As privileged westerners, we must teach our young people that the world is not merely their playground.

I have always felt such an incredible sense of loss when I read about young people who throw their lives away like this. Even as a young person I could never quite understand how people take such risks so far from home for such temporary thrills.

Don’t get me wrong. I know full well, and immersed myself in, the hedonistic nature of backpacking. I know what it means to be young and feel unstoppable, to exist outside the usual constraints of society. Backpacking, particularly for those of us who did it for extended periods of time, is like a parallel universe; at once surreal but more real than the real world.

But the real world can and does penetrate. And as these young men have discovered, the consequences are usually far greater than they would suffer at home. Unless they successfully appeal to be transferred to prisons in their home countries, Mostroianni will serve two life sentences, and Whitmore will spend 50 years in one of the world’s most infamous prisons.

To see young lives cut down like this is a pertinent reminder that, as privileged westerners, we must teach our young people that the world is not merely their playground. Let us be honest, the west continues to exhibit a culture of entitlement when it comes to its place in the world, and this entitlement filters through to young travellers, who, even as they marvel in what the rest of the world has to offer, often display a remarkable lack of respect towards these ‘foreign’ places.

I’ll never forget the ferry trip from the Thai mainland to the island of Koh Pangang (of Full Moon Party fame), watching incredulously as my fellow backpackers ashed their cigarettes over the side (careful not to get any inside the boat) and then nonchalantly toss the butt into the pristine green waters.

The prevailing sentiment seemed to me, not an awareness of our own privilege in being able to visit them, but an arrogance that implied these places exist for our benefit.

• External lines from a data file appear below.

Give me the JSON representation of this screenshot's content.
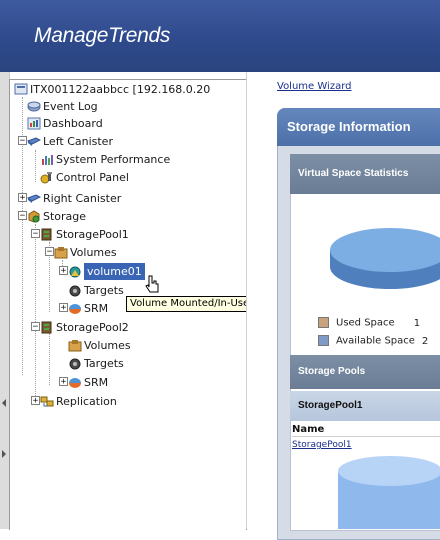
{
  "app": {
    "title": "ManageTrends"
  },
  "tree": {
    "root": "ITX001122aabbcc [192.168.0.20",
    "event_log": "Event Log",
    "dashboard": "Dashboard",
    "left_canister": "Left Canister",
    "system_performance": "System Performance",
    "control_panel": "Control Panel",
    "right_canister": "Right Canister",
    "storage": "Storage",
    "storage_pool1": "StoragePool1",
    "volumes1": "Volumes",
    "volume01": "volume01",
    "targets1": "Targets",
    "srm1": "SRM",
    "storage_pool2": "StoragePool2",
    "volumes2": "Volumes",
    "targets2": "Targets",
    "srm2": "SRM",
    "replication": "Replication",
    "tooltip": "Volume Mounted/In-Use"
  },
  "content": {
    "wizard_link": "Volume Wizard",
    "panel_title": "Storage Information",
    "virtual_space_header": "Virtual Space Statistics",
    "legend_used": "Used Space",
    "legend_used_value": "1",
    "legend_available": "Available Space",
    "legend_available_value": "2",
    "storage_pools_header": "Storage Pools",
    "pool_name": "StoragePool1",
    "name_col": "Name",
    "pool_link": "StoragePool1"
  },
  "colors": {
    "header_bg": "#2f4a8c",
    "panel_title_bg": "#5579b3",
    "used_space": "#c8a27d",
    "available_space": "#7e9ac6",
    "pie": "#6fa0da",
    "selected": "#3a64b4"
  }
}
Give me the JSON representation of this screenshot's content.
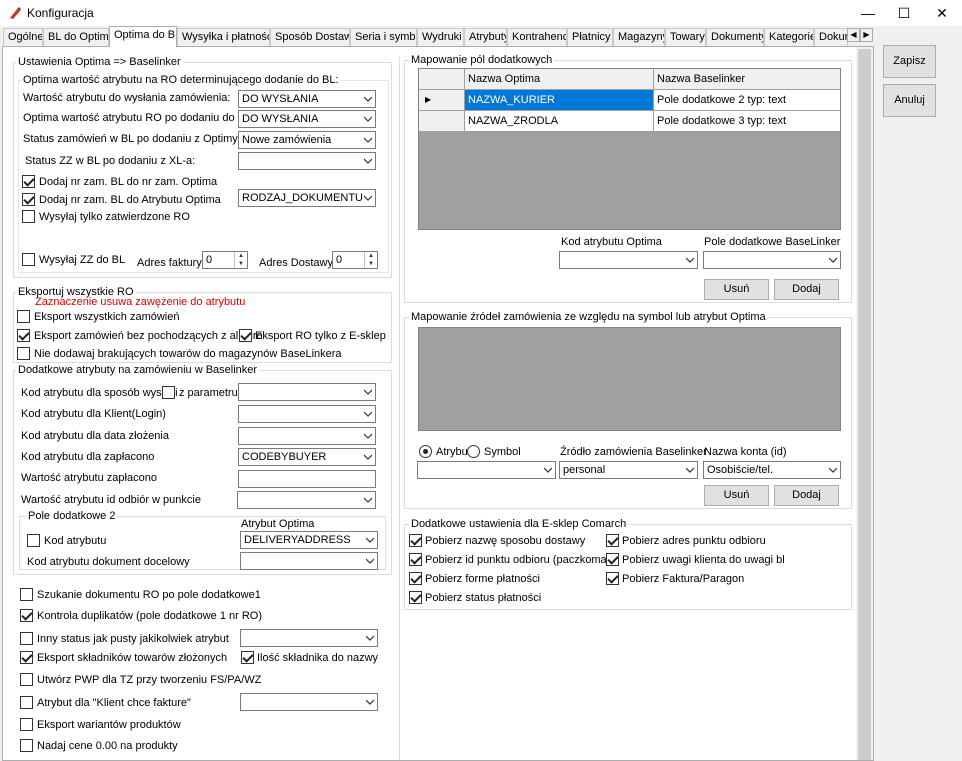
{
  "window": {
    "title": "Konfiguracja",
    "minimize_glyph": "—",
    "maximize_glyph": "☐",
    "close_glyph": "✕"
  },
  "tabs": [
    "Ogólne",
    "BL do Optima",
    "Optima do BL",
    "Wysyłka i płatności",
    "Sposób Dostawy",
    "Seria i symbol",
    "Wydruki",
    "Atrybuty",
    "Kontrahenci",
    "Płatnicy",
    "Magazyny",
    "Towary",
    "Dokumenty",
    "Kategorie",
    "Dokum"
  ],
  "active_tab": "Optima do BL",
  "side": {
    "save": "Zapisz",
    "cancel": "Anuluj"
  },
  "ustawienia": {
    "title": "Ustawienia Optima => Baselinker",
    "sub_title": "Optima wartość atrybutu na RO determinującego dodanie do BL:",
    "r1_label": "Wartość atrybutu do wysłania zamówienia:",
    "r1_value": "DO WYSŁANIA",
    "r2_label": "Optima wartość atrybutu RO po dodaniu do BL:",
    "r2_value": "DO WYSŁANIA",
    "r3_label": "Status zamówień w BL po dodaniu z Optimy:",
    "r3_value": "Nowe zamówienia",
    "r4_label": "Status ZZ w BL po dodaniu z XL-a:",
    "r4_value": "",
    "cb1": "Dodaj nr zam. BL do nr zam. Optima",
    "cb2": "Dodaj nr zam. BL do Atrybutu Optima",
    "cb2_value": "RODZAJ_DOKUMENTU",
    "cb3": "Wysyłaj tylko zatwierdzone RO",
    "cb4": "Wysyłaj ZZ do BL",
    "adres_faktury": "Adres faktury:",
    "adres_faktury_value": "0",
    "adres_dostawy": "Adres Dostawy:",
    "adres_dostawy_value": "0"
  },
  "eksport": {
    "title": "Eksportuj wszystkie RO",
    "warning": "Zaznaczenie usuwa zawężenie do atrybutu",
    "cb1": "Eksport wszystkich zamówień",
    "cb2": "Eksport zamówień bez pochodzących z allegro",
    "cb3": "Eksport RO tylko z E-sklep",
    "cb4": "Nie dodawaj brakujących towarów do magazynów BaseLinkera"
  },
  "dodatkowe": {
    "title": "Dodatkowe atrybuty na zamówieniu w Baselinker",
    "r1": "Kod atrybutu dla sposób wysyłki",
    "r1_cb": "z parametru",
    "r1_value": "",
    "r2": "Kod atrybutu dla Klient(Login)",
    "r2_value": "",
    "r3": "Kod atrybutu dla data złożenia",
    "r3_value": "",
    "r4": "Kod atrybutu dla zapłacono",
    "r4_value": "CODEBYBUYER",
    "r5": "Wartość atrybutu zapłacono",
    "r5_value": "",
    "r6": "Wartość atrybutu id odbiór w punkcie",
    "r6_value": "",
    "pole_title": "Pole dodatkowe 2",
    "atrybut_optima": "Atrybut Optima",
    "kod_atrybutu": "Kod atrybutu",
    "kod_value": "DELIVERYADDRESS",
    "dok_docelowy": "Kod atrybutu dokument docelowy",
    "dok_value": ""
  },
  "bottom": {
    "cb1": "Szukanie dokumentu RO po pole dodatkowe1",
    "cb2": "Kontrola duplikatów (pole dodatkowe 1 nr RO)",
    "cb3": "Inny status jak pusty jakikolwiek atrybut",
    "cb3_value": "",
    "cb4": "Eksport składników towarów złożonych",
    "cb4b": "Ilość składnika do nazwy",
    "cb5": "Utwórz PWP dla TZ przy tworzeniu FS/PA/WZ",
    "cb6": "Atrybut dla \"Klient chce fakture\"",
    "cb6_value": "",
    "cb7": "Eksport wariantów produktów",
    "cb8": "Nadaj cene 0.00 na produkty"
  },
  "mapowanie_pol": {
    "title": "Mapowanie pól dodatkowych",
    "col1": "Nazwa Optima",
    "col2": "Nazwa Baselinker",
    "row_marker": "▶",
    "rows": [
      {
        "optima": "NAZWA_KURIER",
        "baselinker": "Pole dodatkowe 2 typ: text"
      },
      {
        "optima": "NAZWA_ZRODLA",
        "baselinker": "Pole dodatkowe 3 typ: text"
      }
    ],
    "kod_label": "Kod atrybutu Optima",
    "kod_value": "",
    "pole_label": "Pole dodatkowe BaseLinker",
    "pole_value": "",
    "remove": "Usuń",
    "add": "Dodaj"
  },
  "mapowanie_zrodel": {
    "title": "Mapowanie źródeł zamówienia ze względu na symbol lub atrybut Optima",
    "radio1": "Atrybut",
    "radio2": "Symbol",
    "combo1_value": "",
    "zrodlo_label": "Źródło zamówienia Baselinker",
    "zrodlo_value": "personal",
    "konto_label": "Nazwa konta (id)",
    "konto_value": "Osobiście/tel.",
    "remove": "Usuń",
    "add": "Dodaj"
  },
  "esklep": {
    "title": "Dodatkowe ustawienia dla E-sklep Comarch",
    "l1": "Pobierz nazwę sposobu dostawy",
    "l2": "Pobierz id punktu odbioru (paczkomat)",
    "l3": "Pobierz forme płatności",
    "l4": "Pobierz status płatności",
    "r1": "Pobierz adres punktu odbioru",
    "r2": "Pobierz uwagi klienta do uwagi bl",
    "r3": "Pobierz Faktura/Paragon"
  }
}
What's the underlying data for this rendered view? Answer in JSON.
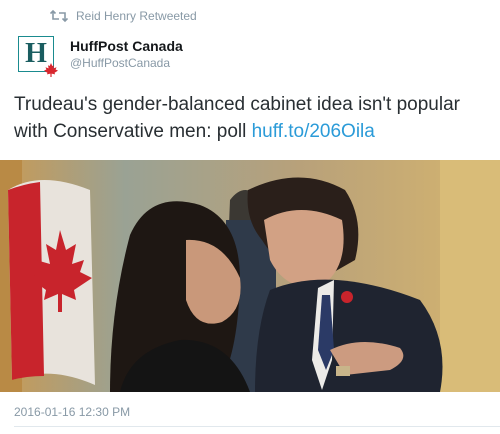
{
  "retweet": {
    "text": "Reid Henry Retweeted",
    "icon": "retweet-icon"
  },
  "author": {
    "display_name": "HuffPost Canada",
    "handle": "@HuffPostCanada",
    "avatar_letter": "H",
    "avatar_color": "#1a8b8f"
  },
  "tweet": {
    "text": "Trudeau's gender-balanced cabinet idea isn't popular with Conservative men: poll ",
    "link": "huff.to/206Oila",
    "link_color": "#2b9bd8"
  },
  "timestamp": "2016-01-16 12:30 PM"
}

Even Egypt’s Mt Sinai wasn’t spared. Before the tourism industry of Egypt’s Sinai Peninsula was decimated by terrorism, climbing to the summit of the mountain where Moses was said to have received the Ten Commandments was a popular midnight activity, the reward a spectacular sunrise. With the well-trodden route lit only by the power of the moon and the stars, even for non-religious types like me, there was something sacred about the experience.

Well, there would have been if not for the empty chip packets and soft drink cans that blighted the path from base to summit. This was made all the more shameful by the rubbish bins that remained virtually empty.

From the barely concealed contempt for locals who cannot understand English (in their own country!) to the deliberate and flagrant flouting of cultural norms regarding dress and behaviour, the prevailing sentiment seemed to me, not an awareness of our own privilege in being able to visit them, but an arrogance that implied these places exist for our benefit.

But when this assertion of our right as westerners to behave as we like, when we like, backfires, the results can be catastrophic. Two young men will pay the rest of their lives for their failure to appreciate the gravity of the laws and norms of a country in which they were guests. 

Regardless of what we think about the fairness of punishment relative to the crime, young people from the west must be made fully aware that their privilege can only take them so far. Because when that privilege finally evaporates, there is nothing that can restore it.

Read more from Ruby Hamad
We need to talk about the war on indigenous environmental activists
The battle for the environment is becoming increasingly deadly - in 2015, 185 eco-activists were killed for defending their land.
Cheap meat or the planet? Is it about personal choice or policy change?
For people who care about climate change but are also fond of burgers and barbecues, there is a question that is getting harder to dodge. Do we need to choose between eating meat and saving the planet? That animal agriculture has a devastating impact on climate change is no longer in question. What is debateable is just how big this impact is, asks Ruby Hamad.